The concept of an “infamous crime” found in subsection 31(5) is harder to translate into modern circumstances. Generally speaking, it is likely to be associated with a disability such as an inability to hold office. Crimes involving public fraud or the corruption of public justice or public administration tend to be classed as infamous crimes. If a senator violates the public trust, his or her seat should be vacated.
Subsection 31(5) requires a seat to be vacated if a senator no longer meets the property or residence qualifications. The residence qualifications cannot be addressed except by the general amending formula but, as I have discussed, it is interesting that subsection 31(5) refers to “property OR residence qualifications.” Consideration must be given to removing the outdated reference to “property.”
There is also the language of the oath of allegiance contained in the fifth schedule to the Act. I think the time is ripe that in addition to swearing an oath of allegiance to Her Majesty the Queen, senators should also swear an oath of loyalty to the people of Canada.
Though more problematic and controversial, a Senate Modernization Bill should give consideration to including term limits for Senators. I am in agreement that until such time as the Senate is elected, the tenure of senators should be for a fixed term, say 15 years. Such a change would permit a greater turnover of senators, allow senators to stay more in tune with public opinion, and be the first step toward a more comprehensive renewal of the Senate. However, the basic rule, set out in the 1980 Supreme Court ruling in The Upper House Reference, and re-confirmed in the 2014 SCC opinion, is that if a change impacts on the fundamental feature or essential characteristic of the Senate, the provinces must be involved. As we know, the Court stated in 2014 that “the imposition of fixed terms for Senators engages the interests of the provinces by changing the fundamental nature or role of the Senate.”

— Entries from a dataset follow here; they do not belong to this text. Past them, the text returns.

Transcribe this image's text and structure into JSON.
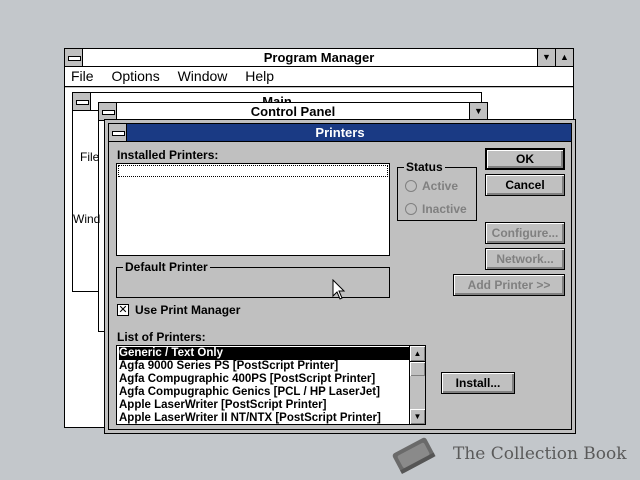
{
  "program_manager": {
    "title": "Program Manager",
    "menu": [
      "File",
      "Options",
      "Window",
      "Help"
    ]
  },
  "main_window": {
    "title": "Main"
  },
  "control_panel": {
    "title": "Control Panel",
    "menu_fragments": [
      "File",
      "Wind"
    ]
  },
  "printers_dialog": {
    "title": "Printers",
    "installed_label": "Installed Printers:",
    "status_group": "Status",
    "status_active": "Active",
    "status_inactive": "Inactive",
    "default_group": "Default Printer",
    "use_print_manager": "Use Print Manager",
    "list_label": "List of Printers:",
    "printers": [
      "Generic / Text Only",
      "Agfa 9000 Series PS [PostScript Printer]",
      "Agfa Compugraphic 400PS [PostScript Printer]",
      "Agfa Compugraphic Genics [PCL / HP LaserJet]",
      "Apple LaserWriter [PostScript Printer]",
      "Apple LaserWriter II NT/NTX [PostScript Printer]"
    ],
    "buttons": {
      "ok": "OK",
      "cancel": "Cancel",
      "configure": "Configure...",
      "network": "Network...",
      "add_printer": "Add Printer >>",
      "install": "Install..."
    }
  },
  "watermark": {
    "text": "The Collection Book"
  }
}
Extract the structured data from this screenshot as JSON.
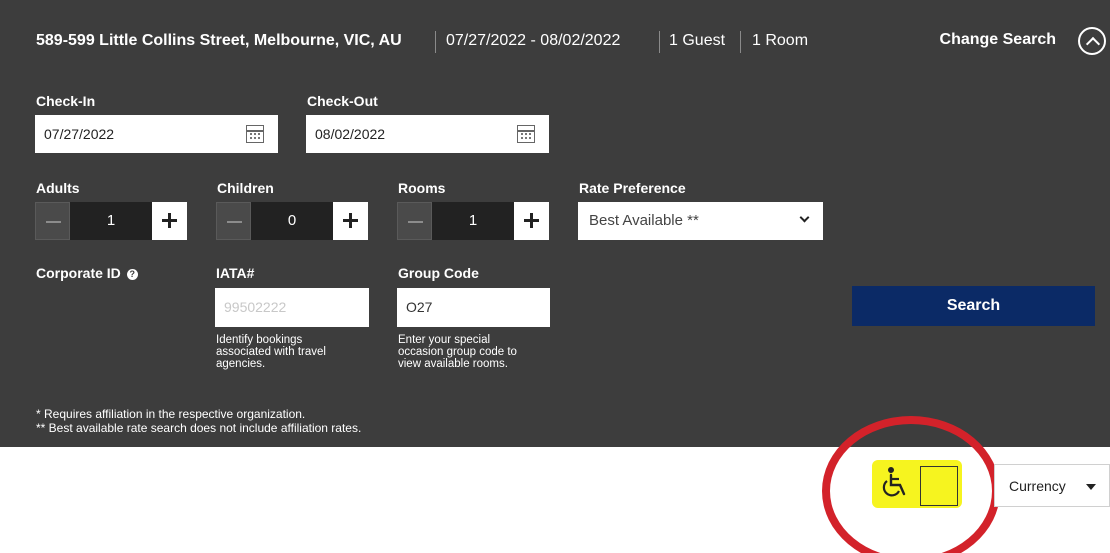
{
  "summary": {
    "address": "589-599 Little Collins Street, Melbourne, VIC, AU",
    "dates": "07/27/2022 - 08/02/2022",
    "guests": "1 Guest",
    "rooms": "1 Room",
    "change_search": "Change Search"
  },
  "checkin": {
    "label": "Check-In",
    "value": "07/27/2022"
  },
  "checkout": {
    "label": "Check-Out",
    "value": "08/02/2022"
  },
  "adults": {
    "label": "Adults",
    "value": "1"
  },
  "children": {
    "label": "Children",
    "value": "0"
  },
  "rooms": {
    "label": "Rooms",
    "value": "1"
  },
  "rate": {
    "label": "Rate Preference",
    "selected": "Best Available **"
  },
  "corporate": {
    "label": "Corporate ID"
  },
  "iata": {
    "label": "IATA#",
    "placeholder": "99502222",
    "help_lines": [
      "Identify bookings",
      "associated with travel",
      "agencies."
    ]
  },
  "group": {
    "label": "Group Code",
    "value": "O27",
    "help_lines": [
      "Enter your special",
      "occasion group code to",
      "view available rooms."
    ]
  },
  "search": {
    "label": "Search",
    "color": "#0b2a66"
  },
  "footnotes": [
    "* Requires affiliation in the respective organization.",
    "** Best available rate search does not include affiliation rates."
  ],
  "currency": {
    "label": "Currency"
  },
  "colors": {
    "panel": "#3d3d3d",
    "highlight": "#f6f41f",
    "annotation": "#d3222a"
  }
}
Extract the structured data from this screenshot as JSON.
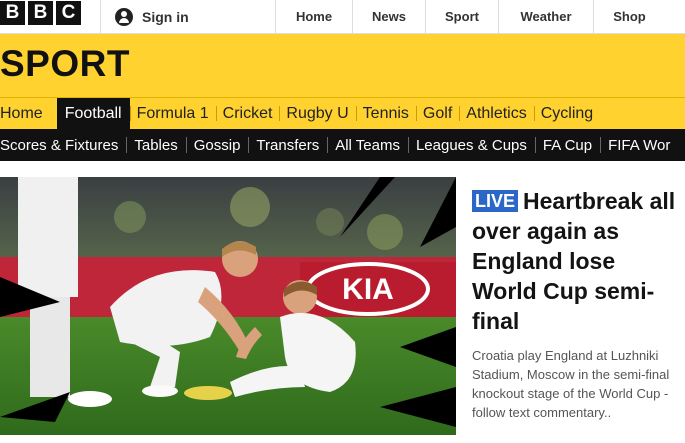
{
  "global_header": {
    "logo_letters": [
      "B",
      "B",
      "C"
    ],
    "signin_label": "Sign in",
    "nav": [
      "Home",
      "News",
      "Sport",
      "Weather",
      "Shop"
    ]
  },
  "sport_header": {
    "title": "SPORT",
    "bg_color": "#ffd230"
  },
  "primary_nav": {
    "items": [
      "Home",
      "Football",
      "Formula 1",
      "Cricket",
      "Rugby U",
      "Tennis",
      "Golf",
      "Athletics",
      "Cycling"
    ],
    "active": "Football"
  },
  "secondary_nav": {
    "items": [
      "Scores & Fixtures",
      "Tables",
      "Gossip",
      "Transfers",
      "All Teams",
      "Leagues & Cups",
      "FA Cup",
      "FIFA Wor"
    ]
  },
  "article": {
    "live_badge": "LIVE",
    "headline": "Heartbreak all over again as England lose World Cup semi-final",
    "summary": "Croatia play England at Luzhniki Stadium, Moscow in the semi-final knockout stage of the World Cup - follow text commentary..",
    "live_color": "#2b66c9"
  },
  "hero_image": {
    "banner_text": "KIA"
  }
}
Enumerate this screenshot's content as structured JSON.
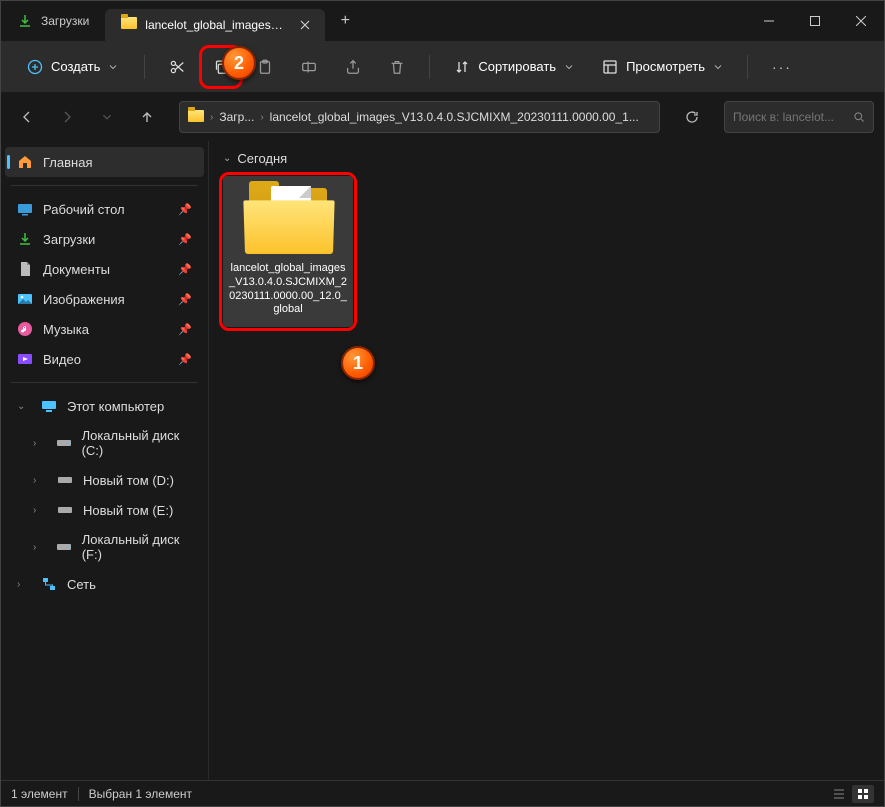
{
  "tabs": {
    "inactive": {
      "label": "Загрузки"
    },
    "active": {
      "label": "lancelot_global_images_V13.0"
    }
  },
  "toolbar": {
    "create": "Создать",
    "sort": "Сортировать",
    "view": "Просмотреть"
  },
  "breadcrumbs": {
    "seg1": "Загр...",
    "seg2": "lancelot_global_images_V13.0.4.0.SJCMIXM_20230111.0000.00_1..."
  },
  "search": {
    "placeholder": "Поиск в: lancelot..."
  },
  "sidebar": {
    "home": "Главная",
    "desktop": "Рабочий стол",
    "downloads": "Загрузки",
    "documents": "Документы",
    "pictures": "Изображения",
    "music": "Музыка",
    "videos": "Видео",
    "thispc": "Этот компьютер",
    "drive_c": "Локальный диск (C:)",
    "drive_d": "Новый том (D:)",
    "drive_e": "Новый том (E:)",
    "drive_f": "Локальный диск (F:)",
    "network": "Сеть"
  },
  "content": {
    "group": "Сегодня",
    "items": [
      {
        "name": "lancelot_global_images_V13.0.4.0.SJCMIXM_20230111.0000.00_12.0_global"
      }
    ]
  },
  "status": {
    "count": "1 элемент",
    "selected": "Выбран 1 элемент"
  },
  "callouts": {
    "one": "1",
    "two": "2"
  }
}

Arguably, the changes to the appointment process made by the government of the day alter the “fundamental nature and role of the Senate” by removing time-honored features of the Westminster system where most appointments are partisan. Polarizing objectivity and partisanship does little justice to the historical record of the Senate which shows that it has, for the most part, performed both functions effectively. The loss of cohesion, rooted in partisanship, weaken the Senate’s role in our democracy to the advantage of the House of Commons and the government of the day. The new appointment process has, and will increasingly, impact on the way parliamentary business plays out and, therefore, constitutes a significant change in its basic design. To date, however, the provinces have not objected.
There having been no formal provincial objections to the “reformed” appointment process. It follows that other amendments can be made to the Senate’s fundamental nature as long as the provinces do not disagree. Notably, this was the case in 1965 with regard to the compulsory retirement age of 75 when Parliament proceeded unilaterally hearing no provincial objections.
The proposals noted herein would be an important step forward and would improve the quality of governance in what the Supreme Court has noted is “one of Canada’s foundational institutions.”
As to the urgency of such an initiative, I am reminded by the statement attributed to President Kennedy: “The time to fix the roof is when it is not raining.”
Now is the opportune time.